Information provided:

◇ ◇ ◇ ◇ ◇ ◇ ◇

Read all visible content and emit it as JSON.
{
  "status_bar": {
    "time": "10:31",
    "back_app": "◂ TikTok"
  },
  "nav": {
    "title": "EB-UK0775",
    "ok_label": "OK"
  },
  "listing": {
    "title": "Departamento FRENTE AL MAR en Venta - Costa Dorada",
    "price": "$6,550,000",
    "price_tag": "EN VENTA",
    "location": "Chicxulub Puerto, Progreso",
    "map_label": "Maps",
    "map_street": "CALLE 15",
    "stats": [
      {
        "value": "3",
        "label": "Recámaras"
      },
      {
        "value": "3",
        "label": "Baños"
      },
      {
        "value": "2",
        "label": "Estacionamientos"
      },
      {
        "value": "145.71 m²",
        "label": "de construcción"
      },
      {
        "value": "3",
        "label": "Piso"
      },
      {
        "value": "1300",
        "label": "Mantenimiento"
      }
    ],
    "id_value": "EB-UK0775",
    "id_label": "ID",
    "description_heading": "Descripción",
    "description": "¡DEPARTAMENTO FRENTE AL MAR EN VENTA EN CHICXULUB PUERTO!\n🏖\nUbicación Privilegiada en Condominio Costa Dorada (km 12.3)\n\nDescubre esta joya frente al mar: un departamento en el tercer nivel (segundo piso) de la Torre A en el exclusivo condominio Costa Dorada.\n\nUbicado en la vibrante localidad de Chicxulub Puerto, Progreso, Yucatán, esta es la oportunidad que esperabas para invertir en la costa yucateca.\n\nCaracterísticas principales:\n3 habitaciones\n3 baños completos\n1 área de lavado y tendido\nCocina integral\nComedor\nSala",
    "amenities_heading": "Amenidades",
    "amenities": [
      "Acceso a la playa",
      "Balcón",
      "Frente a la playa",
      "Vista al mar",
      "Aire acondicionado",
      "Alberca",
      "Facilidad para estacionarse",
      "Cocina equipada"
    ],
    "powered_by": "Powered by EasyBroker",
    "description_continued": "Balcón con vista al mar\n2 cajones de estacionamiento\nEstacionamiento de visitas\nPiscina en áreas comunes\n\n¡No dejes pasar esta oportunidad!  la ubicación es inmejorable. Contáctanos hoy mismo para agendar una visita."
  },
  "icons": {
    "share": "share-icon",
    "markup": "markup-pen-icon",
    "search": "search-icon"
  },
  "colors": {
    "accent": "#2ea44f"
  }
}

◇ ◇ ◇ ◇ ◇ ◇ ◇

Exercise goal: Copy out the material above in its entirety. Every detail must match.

Exercise answer:
Read all visible content and emit it as JSON.
{
  "status_bar": {
    "time": "10:31",
    "back_app": "◂ TikTok"
  },
  "nav": {
    "title": "EB-UK0775",
    "ok_label": "OK"
  },
  "listing": {
    "title": "Departamento FRENTE AL MAR en Venta - Costa Dorada",
    "price": "$6,550,000",
    "price_tag": "EN VENTA",
    "location": "Chicxulub Puerto, Progreso",
    "map_label": "Maps",
    "map_street": "CALLE 15",
    "stats": [
      {
        "value": "3",
        "label": "Recámaras"
      },
      {
        "value": "3",
        "label": "Baños"
      },
      {
        "value": "2",
        "label": "Estacionamientos"
      },
      {
        "value": "145.71 m²",
        "label": "de construcción"
      },
      {
        "value": "3",
        "label": "Piso"
      },
      {
        "value": "1300",
        "label": "Mantenimiento"
      }
    ],
    "id_value": "EB-UK0775",
    "id_label": "ID",
    "description_heading": "Descripción",
    "description": "¡DEPARTAMENTO FRENTE AL MAR EN VENTA EN CHICXULUB PUERTO!\n🏖\nUbicación Privilegiada en Condominio Costa Dorada (km 12.3)\n\nDescubre esta joya frente al mar: un departamento en el tercer nivel (segundo piso) de la Torre A en el exclusivo condominio Costa Dorada.\n\nUbicado en la vibrante localidad de Chicxulub Puerto, Progreso, Yucatán, esta es la oportunidad que esperabas para invertir en la costa yucateca.\n\nCaracterísticas principales:\n3 habitaciones\n3 baños completos\n1 área de lavado y tendido\nCocina integral\nComedor\nSala",
    "amenities_heading": "Amenidades",
    "amenities": [
      "Acceso a la playa",
      "Balcón",
      "Frente a la playa",
      "Vista al mar",
      "Aire acondicionado",
      "Alberca",
      "Facilidad para estacionarse",
      "Cocina equipada"
    ],
    "powered_by": "Powered by EasyBroker",
    "description_continued": "Balcón con vista al mar\n2 cajones de estacionamiento\nEstacionamiento de visitas\nPiscina en áreas comunes\n\n¡No dejes pasar esta oportunidad!  la ubicación es inmejorable. Contáctanos hoy mismo para agendar una visita."
  },
  "icons": {
    "share": "share-icon",
    "markup": "markup-pen-icon",
    "search": "search-icon"
  },
  "colors": {
    "accent": "#2ea44f"
  }
}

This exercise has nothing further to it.